__Items from an interface collection__.

========

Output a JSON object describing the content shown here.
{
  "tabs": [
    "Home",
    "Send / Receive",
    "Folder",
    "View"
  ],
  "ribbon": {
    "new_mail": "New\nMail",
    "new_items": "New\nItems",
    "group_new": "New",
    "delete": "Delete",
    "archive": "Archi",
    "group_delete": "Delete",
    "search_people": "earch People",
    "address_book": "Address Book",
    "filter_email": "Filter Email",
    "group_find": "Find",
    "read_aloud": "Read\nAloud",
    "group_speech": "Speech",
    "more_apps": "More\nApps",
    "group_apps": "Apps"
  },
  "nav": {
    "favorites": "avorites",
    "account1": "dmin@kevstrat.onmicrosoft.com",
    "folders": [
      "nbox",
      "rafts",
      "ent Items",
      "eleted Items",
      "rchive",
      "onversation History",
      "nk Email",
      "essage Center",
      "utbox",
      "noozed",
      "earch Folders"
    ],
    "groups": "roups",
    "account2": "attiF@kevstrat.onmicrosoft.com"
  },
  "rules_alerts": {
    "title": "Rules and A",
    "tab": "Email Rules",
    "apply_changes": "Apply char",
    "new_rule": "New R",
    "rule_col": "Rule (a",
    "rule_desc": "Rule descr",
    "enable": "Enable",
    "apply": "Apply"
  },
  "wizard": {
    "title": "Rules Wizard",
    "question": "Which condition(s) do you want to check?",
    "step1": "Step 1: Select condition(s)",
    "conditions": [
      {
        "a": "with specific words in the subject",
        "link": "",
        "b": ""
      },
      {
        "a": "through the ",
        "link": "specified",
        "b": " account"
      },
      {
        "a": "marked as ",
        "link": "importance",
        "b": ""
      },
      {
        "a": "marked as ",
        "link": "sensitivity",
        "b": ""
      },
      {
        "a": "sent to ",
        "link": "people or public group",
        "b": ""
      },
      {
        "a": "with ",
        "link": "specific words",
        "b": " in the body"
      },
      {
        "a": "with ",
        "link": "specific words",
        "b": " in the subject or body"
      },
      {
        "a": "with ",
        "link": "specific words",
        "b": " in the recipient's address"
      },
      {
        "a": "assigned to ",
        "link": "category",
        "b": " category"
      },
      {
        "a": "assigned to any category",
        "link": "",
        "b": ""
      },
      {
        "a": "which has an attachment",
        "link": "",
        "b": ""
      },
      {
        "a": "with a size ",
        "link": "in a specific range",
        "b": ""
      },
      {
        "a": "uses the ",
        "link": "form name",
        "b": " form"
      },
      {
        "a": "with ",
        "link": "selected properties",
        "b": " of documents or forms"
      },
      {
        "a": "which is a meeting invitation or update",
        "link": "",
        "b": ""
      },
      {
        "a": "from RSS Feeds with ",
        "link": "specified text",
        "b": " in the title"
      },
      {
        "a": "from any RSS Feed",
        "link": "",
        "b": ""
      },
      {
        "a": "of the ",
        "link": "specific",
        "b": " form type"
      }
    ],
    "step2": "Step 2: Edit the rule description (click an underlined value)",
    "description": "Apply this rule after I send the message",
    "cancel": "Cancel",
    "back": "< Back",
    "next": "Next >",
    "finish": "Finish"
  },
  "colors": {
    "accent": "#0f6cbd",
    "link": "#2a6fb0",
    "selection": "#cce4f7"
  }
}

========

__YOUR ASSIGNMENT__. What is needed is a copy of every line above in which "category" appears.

__OUTPUT FOR THIS EXERCISE__.
        "link": "category",
        "b": " category"
        "a": "assigned to any category",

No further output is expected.